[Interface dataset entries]
__________

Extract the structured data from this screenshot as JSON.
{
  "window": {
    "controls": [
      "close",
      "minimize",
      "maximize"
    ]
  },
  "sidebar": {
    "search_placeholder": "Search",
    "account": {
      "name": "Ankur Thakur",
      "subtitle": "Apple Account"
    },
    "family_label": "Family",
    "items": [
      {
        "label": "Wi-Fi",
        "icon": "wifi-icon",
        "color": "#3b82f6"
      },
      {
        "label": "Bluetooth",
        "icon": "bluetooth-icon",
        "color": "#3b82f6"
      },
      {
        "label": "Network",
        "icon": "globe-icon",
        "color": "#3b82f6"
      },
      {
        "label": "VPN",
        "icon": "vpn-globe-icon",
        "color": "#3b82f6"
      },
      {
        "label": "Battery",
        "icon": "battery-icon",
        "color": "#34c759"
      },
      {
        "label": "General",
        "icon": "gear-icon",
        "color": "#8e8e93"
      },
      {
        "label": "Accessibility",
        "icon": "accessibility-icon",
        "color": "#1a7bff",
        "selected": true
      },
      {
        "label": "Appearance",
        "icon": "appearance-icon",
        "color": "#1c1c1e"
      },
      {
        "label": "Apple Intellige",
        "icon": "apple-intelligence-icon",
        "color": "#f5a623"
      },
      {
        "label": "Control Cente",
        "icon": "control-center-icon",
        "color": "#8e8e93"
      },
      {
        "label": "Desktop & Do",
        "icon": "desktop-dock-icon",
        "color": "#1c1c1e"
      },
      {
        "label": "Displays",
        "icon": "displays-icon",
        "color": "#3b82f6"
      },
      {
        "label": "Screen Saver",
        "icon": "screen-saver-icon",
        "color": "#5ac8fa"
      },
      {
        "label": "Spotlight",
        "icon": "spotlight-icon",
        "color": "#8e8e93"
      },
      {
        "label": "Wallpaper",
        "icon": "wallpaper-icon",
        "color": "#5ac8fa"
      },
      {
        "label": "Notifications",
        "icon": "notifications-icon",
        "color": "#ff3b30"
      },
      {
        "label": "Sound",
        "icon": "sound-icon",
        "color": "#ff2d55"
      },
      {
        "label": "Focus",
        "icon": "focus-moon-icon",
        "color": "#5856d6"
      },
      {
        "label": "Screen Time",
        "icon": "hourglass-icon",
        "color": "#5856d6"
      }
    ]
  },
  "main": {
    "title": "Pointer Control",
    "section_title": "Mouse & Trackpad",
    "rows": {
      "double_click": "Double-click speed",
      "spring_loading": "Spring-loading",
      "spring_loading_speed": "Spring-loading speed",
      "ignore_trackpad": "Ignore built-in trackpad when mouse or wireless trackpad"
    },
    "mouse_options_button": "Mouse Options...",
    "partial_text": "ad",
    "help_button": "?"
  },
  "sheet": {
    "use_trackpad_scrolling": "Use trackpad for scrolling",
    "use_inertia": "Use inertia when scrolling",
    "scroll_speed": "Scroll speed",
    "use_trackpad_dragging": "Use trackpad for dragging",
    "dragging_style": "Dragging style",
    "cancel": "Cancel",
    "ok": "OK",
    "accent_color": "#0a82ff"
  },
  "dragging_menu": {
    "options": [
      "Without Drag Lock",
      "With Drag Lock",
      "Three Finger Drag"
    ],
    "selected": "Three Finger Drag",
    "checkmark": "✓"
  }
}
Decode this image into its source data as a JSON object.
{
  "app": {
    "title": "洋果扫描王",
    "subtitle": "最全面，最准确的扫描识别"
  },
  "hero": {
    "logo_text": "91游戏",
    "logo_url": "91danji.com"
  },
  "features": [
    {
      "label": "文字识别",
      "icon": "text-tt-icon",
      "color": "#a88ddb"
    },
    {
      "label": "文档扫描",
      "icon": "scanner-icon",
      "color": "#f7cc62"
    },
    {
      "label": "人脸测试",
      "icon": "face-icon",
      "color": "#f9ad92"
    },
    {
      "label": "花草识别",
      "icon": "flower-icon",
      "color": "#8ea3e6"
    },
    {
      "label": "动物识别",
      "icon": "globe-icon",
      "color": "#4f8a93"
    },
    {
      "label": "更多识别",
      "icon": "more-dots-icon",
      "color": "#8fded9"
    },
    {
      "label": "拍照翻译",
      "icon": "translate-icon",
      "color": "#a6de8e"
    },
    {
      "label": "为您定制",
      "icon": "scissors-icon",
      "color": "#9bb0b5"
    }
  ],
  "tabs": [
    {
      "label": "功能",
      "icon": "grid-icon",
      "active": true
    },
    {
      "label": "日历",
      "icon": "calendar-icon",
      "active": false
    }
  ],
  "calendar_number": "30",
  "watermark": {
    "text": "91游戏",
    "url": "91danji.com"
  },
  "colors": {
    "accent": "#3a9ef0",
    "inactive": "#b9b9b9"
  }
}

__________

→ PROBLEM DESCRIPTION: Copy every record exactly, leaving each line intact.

→ RESULT OF THE EXERCISE:
Extract the structured data from this screenshot as JSON.
{
  "window": {
    "controls": [
      "close",
      "minimize",
      "maximize"
    ]
  },
  "sidebar": {
    "search_placeholder": "Search",
    "account": {
      "name": "Ankur Thakur",
      "subtitle": "Apple Account"
    },
    "family_label": "Family",
    "items": [
      {
        "label": "Wi-Fi",
        "icon": "wifi-icon",
        "color": "#3b82f6"
      },
      {
        "label": "Bluetooth",
        "icon": "bluetooth-icon",
        "color": "#3b82f6"
      },
      {
        "label": "Network",
        "icon": "globe-icon",
        "color": "#3b82f6"
      },
      {
        "label": "VPN",
        "icon": "vpn-globe-icon",
        "color": "#3b82f6"
      },
      {
        "label": "Battery",
        "icon": "battery-icon",
        "color": "#34c759"
      },
      {
        "label": "General",
        "icon": "gear-icon",
        "color": "#8e8e93"
      },
      {
        "label": "Accessibility",
        "icon": "accessibility-icon",
        "color": "#1a7bff",
        "selected": true
      },
      {
        "label": "Appearance",
        "icon": "appearance-icon",
        "color": "#1c1c1e"
      },
      {
        "label": "Apple Intellige",
        "icon": "apple-intelligence-icon",
        "color": "#f5a623"
      },
      {
        "label": "Control Cente",
        "icon": "control-center-icon",
        "color": "#8e8e93"
      },
      {
        "label": "Desktop & Do",
        "icon": "desktop-dock-icon",
        "color": "#1c1c1e"
      },
      {
        "label": "Displays",
        "icon": "displays-icon",
        "color": "#3b82f6"
      },
      {
        "label": "Screen Saver",
        "icon": "screen-saver-icon",
        "color": "#5ac8fa"
      },
      {
        "label": "Spotlight",
        "icon": "spotlight-icon",
        "color": "#8e8e93"
      },
      {
        "label": "Wallpaper",
        "icon": "wallpaper-icon",
        "color": "#5ac8fa"
      },
      {
        "label": "Notifications",
        "icon": "notifications-icon",
        "color": "#ff3b30"
      },
      {
        "label": "Sound",
        "icon": "sound-icon",
        "color": "#ff2d55"
      },
      {
        "label": "Focus",
        "icon": "focus-moon-icon",
        "color": "#5856d6"
      },
      {
        "label": "Screen Time",
        "icon": "hourglass-icon",
        "color": "#5856d6"
      }
    ]
  },
  "main": {
    "title": "Pointer Control",
    "section_title": "Mouse & Trackpad",
    "rows": {
      "double_click": "Double-click speed",
      "spring_loading": "Spring-loading",
      "spring_loading_speed": "Spring-loading speed",
      "ignore_trackpad": "Ignore built-in trackpad when mouse or wireless trackpad"
    },
    "mouse_options_button": "Mouse Options...",
    "partial_text": "ad",
    "help_button": "?"
  },
  "sheet": {
    "use_trackpad_scrolling": "Use trackpad for scrolling",
    "use_inertia": "Use inertia when scrolling",
    "scroll_speed": "Scroll speed",
    "use_trackpad_dragging": "Use trackpad for dragging",
    "dragging_style": "Dragging style",
    "cancel": "Cancel",
    "ok": "OK",
    "accent_color": "#0a82ff"
  },
  "dragging_menu": {
    "options": [
      "Without Drag Lock",
      "With Drag Lock",
      "Three Finger Drag"
    ],
    "selected": "Three Finger Drag",
    "checkmark": "✓"
  }
}
Decode this image into its source data as a JSON object.
{
  "app": {
    "title": "洋果扫描王",
    "subtitle": "最全面，最准确的扫描识别"
  },
  "hero": {
    "logo_text": "91游戏",
    "logo_url": "91danji.com"
  },
  "features": [
    {
      "label": "文字识别",
      "icon": "text-tt-icon",
      "color": "#a88ddb"
    },
    {
      "label": "文档扫描",
      "icon": "scanner-icon",
      "color": "#f7cc62"
    },
    {
      "label": "人脸测试",
      "icon": "face-icon",
      "color": "#f9ad92"
    },
    {
      "label": "花草识别",
      "icon": "flower-icon",
      "color": "#8ea3e6"
    },
    {
      "label": "动物识别",
      "icon": "globe-icon",
      "color": "#4f8a93"
    },
    {
      "label": "更多识别",
      "icon": "more-dots-icon",
      "color": "#8fded9"
    },
    {
      "label": "拍照翻译",
      "icon": "translate-icon",
      "color": "#a6de8e"
    },
    {
      "label": "为您定制",
      "icon": "scissors-icon",
      "color": "#9bb0b5"
    }
  ],
  "tabs": [
    {
      "label": "功能",
      "icon": "grid-icon",
      "active": true
    },
    {
      "label": "日历",
      "icon": "calendar-icon",
      "active": false
    }
  ],
  "calendar_number": "30",
  "watermark": {
    "text": "91游戏",
    "url": "91danji.com"
  },
  "colors": {
    "accent": "#3a9ef0",
    "inactive": "#b9b9b9"
  }
}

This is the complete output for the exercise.